I am so thankful for Naturally Yours Grocery, Alvita Tea Company, and Back To Eden book by Jethro Kloss.
I recently had severe lung problems, possibly caused by toxic black mold in an office building. I had shortness of breath, where I had to force my lungs to pump. It was extremely frightening. So I did what I always do, I reached for my worn and yellowed copy of Back To Eden, looked up "lung problems" and found many different herbs that are good for this ailment.
God has provided all the medicine we'll ever need in nature. I firmly believe this, from practical experience. Only a few times in my life did I require a pharmaceutical product, and even then, there was probably a better cure in the herb kingdom.
So I discovered that the following herbs are useful for breathing problems, asthma, and lung congestion: mullein, red clover, holy thistle, hyssop, cayenne, lungwort, golden seal, skunk cabbage. There are more, but I can't remember them right now.
Anyway, I went to Naturally Yours and bought hyssop herb and cayenne powder from the bulk container (loose herb), and some Alvita mullein and red clover teas.
Brothers and sisters, I drank a lot of these herbal teas, with honey. My lungs were much better in just one day. Talk about "miracle drugs"! I am continuing to drink these teas. I will put a tablespoon of cayenne powder in some orange juice and slam it down (it's HOT!). I used to use cayenne orange juice as a coffee substitute when I was in college, for late night studying stimulant.
I have been using mullein tea mostly, and I think I can attribute my miraculous cure to this one herb. What's weird is when I found some photos of mullein plant, as shown here, I immediately recognized it. We had a huge mullein plant in our backyard, down by Dry Run Creek, and it was a tough, hardy vegetation.
It was growing all by itself, and I nurtured and protected it, not knowing it was about to become my "doctor" soon.
That weird looking, sturdy, alien-looking plant is what healed my lungs.
Get yourself a good reference book on herbs and natural cures. Naturally Yours has several different books. Then, the next time you have a health problem, please try the natural remedies first.

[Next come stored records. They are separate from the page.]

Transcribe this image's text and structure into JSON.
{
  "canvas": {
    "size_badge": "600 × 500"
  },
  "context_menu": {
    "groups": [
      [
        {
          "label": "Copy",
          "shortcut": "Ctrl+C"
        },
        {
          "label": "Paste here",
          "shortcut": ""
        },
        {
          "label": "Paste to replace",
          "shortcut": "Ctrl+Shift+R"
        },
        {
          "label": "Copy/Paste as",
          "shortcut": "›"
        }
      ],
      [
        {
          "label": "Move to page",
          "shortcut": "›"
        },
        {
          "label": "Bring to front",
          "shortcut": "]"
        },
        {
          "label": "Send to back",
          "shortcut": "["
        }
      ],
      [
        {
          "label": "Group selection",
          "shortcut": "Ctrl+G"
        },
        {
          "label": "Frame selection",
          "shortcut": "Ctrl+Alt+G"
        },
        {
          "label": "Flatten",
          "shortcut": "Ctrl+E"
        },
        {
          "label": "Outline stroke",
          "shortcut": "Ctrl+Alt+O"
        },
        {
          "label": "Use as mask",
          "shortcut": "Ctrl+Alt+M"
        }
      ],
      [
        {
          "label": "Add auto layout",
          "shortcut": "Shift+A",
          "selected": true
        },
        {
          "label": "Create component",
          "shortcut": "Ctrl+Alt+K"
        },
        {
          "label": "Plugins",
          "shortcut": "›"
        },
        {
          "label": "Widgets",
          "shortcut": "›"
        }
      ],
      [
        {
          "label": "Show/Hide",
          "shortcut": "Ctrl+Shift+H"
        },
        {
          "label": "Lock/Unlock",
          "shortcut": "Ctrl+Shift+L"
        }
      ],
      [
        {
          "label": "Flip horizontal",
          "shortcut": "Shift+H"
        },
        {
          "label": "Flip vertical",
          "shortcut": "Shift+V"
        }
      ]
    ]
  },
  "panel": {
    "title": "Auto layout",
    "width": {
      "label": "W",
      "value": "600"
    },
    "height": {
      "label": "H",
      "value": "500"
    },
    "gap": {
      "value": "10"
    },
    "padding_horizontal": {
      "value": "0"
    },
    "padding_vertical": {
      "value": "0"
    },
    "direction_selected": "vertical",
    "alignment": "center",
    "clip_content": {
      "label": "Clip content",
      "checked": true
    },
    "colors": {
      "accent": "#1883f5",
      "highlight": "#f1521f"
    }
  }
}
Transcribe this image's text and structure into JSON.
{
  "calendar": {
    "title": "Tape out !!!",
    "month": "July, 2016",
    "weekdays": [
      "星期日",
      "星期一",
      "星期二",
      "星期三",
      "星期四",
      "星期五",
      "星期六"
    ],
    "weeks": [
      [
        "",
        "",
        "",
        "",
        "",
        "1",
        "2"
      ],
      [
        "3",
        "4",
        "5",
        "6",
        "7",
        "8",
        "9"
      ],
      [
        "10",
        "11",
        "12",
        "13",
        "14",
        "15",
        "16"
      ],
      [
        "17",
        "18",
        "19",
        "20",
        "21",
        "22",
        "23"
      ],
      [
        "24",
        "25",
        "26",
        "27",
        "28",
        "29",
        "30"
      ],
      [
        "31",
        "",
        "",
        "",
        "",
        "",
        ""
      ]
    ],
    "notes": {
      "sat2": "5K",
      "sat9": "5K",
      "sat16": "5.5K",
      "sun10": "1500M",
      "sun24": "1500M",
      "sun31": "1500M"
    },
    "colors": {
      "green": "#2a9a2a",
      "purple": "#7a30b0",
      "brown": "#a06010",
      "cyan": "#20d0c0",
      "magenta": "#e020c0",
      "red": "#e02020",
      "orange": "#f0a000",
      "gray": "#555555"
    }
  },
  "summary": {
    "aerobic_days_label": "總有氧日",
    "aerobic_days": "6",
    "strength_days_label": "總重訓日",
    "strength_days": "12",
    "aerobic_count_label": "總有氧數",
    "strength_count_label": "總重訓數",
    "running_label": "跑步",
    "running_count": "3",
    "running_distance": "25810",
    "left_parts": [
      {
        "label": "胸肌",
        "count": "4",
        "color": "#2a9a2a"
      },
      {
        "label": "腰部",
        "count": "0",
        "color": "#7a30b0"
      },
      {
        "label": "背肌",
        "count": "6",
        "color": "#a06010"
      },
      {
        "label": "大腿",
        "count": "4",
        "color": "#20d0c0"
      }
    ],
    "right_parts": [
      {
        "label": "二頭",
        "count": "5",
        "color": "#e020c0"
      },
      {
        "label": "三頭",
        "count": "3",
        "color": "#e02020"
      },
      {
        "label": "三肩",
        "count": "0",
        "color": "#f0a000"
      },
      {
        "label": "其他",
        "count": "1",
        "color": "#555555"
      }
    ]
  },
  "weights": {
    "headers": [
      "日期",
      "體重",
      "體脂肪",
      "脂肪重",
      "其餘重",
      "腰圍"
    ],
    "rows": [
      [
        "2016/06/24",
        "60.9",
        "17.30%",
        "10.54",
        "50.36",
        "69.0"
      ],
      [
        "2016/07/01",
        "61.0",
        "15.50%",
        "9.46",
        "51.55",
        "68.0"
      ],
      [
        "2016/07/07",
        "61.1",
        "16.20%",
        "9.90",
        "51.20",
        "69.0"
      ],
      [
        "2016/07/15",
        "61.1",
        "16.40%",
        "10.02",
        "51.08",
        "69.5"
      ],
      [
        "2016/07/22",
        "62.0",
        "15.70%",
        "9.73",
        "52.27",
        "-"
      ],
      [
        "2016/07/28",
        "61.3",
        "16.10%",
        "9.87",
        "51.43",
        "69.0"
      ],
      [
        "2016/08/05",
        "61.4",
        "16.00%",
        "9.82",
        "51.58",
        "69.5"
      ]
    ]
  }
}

They tend to be far safer, and time-tested by many generations of users.
Golden seal is a bitter, dirt-tasting herbal tea, but it is one of the most powerful germ killers and healing agents in nature.
Each person has to decide: am I going to eat only what pleases my tastebuds and advertising-driven cravings...or am I going to sometimes consume things that are good for my body and mind, even if they may taste icky?
I combine golden seal tea with blueberry tea and orange blossom honey, to try to make it more palatable.
But the main thing is to solve the health problem...naturally, whenever possible.
Mullein is not native to this country, though it grows wild all over, it was brought here from Eurasia, and the native Americans adapted it.
Quote from Identifying and Harvesting Edible and Medicinal Plants by "Wild Man" Steve Brill.
Mullein grows in old fields, roadsides, and disturbed habitats throughout the United States It does well in dry, sandy conditions, especially in alkaline soil, so it’s especially common near the seashore. Archeologists sometimes look for Indian sites where there’s lots of mullein, because the lime from the Indian shell piles increases soil alkalinity, encouraging this plant to proliferate.
Mullein tea provides vitamins B-2, B-5, B-12, and D, choline, hesperidin, PABA, sulfur, magnesium, mucilage, saponins, and other active substances.
People use the tea as a beverage, but it’s best known as one of the safest, most effective herbal cough remedies.
Mullein is an expectorant, and a tonic for the lungs, mucus membranes, and glands. An infusion is good for colds, emphysema, asthma, hay fever, and whooping cough. Strain the infusion through a cloth, or the hairs may get stuck in your throat and make you cough even more.
Laboratory tests have shown that it’s anti-inflammatory, with antibiotic activity, and that it inhibits the tuberculosis bacillus. The Indians smoked dried mullein and coltsfoot cigarettes for asthma and bronchitis, and indications are that it’s effective: I’ve observed it working for bronchitis.
The tea is also an astringent and demulcent. It’s good for diarrhea, and it’s been used in compresses for hemorrhoids since it was recommended by Dioscorides centuries ago. It’s also supposed to help other herbs get absorbed through the skin. Pliny of ancient Rome, Gerard in sixteenth century England, the Delaware Indians, and country folk in the South used the heated leaves in poultices for arthritis.
A tincture of the flowers is used for migraine headaches. An oil extract of the flowers, which contains a bactericide, is used for ear infections, although you should consult with a competent practitioner first, to avoid the possibility of permanent hearing loss if the herb doesn’t work.
Roman ladies used them to dye their hair blonde. Roman soldiers dipped the flowerstalks in tallow to make torches.
Women who were forbidden to use make-up for religious reasons rubbed the rough leaves of this rubrifacient on their cheeks, to create a beautiful red flush. People who spend time in the woods are attracted to mullein’s large, velvety leaves when they run out of toilet paper, again creating a beautiful red flush on their cheeks.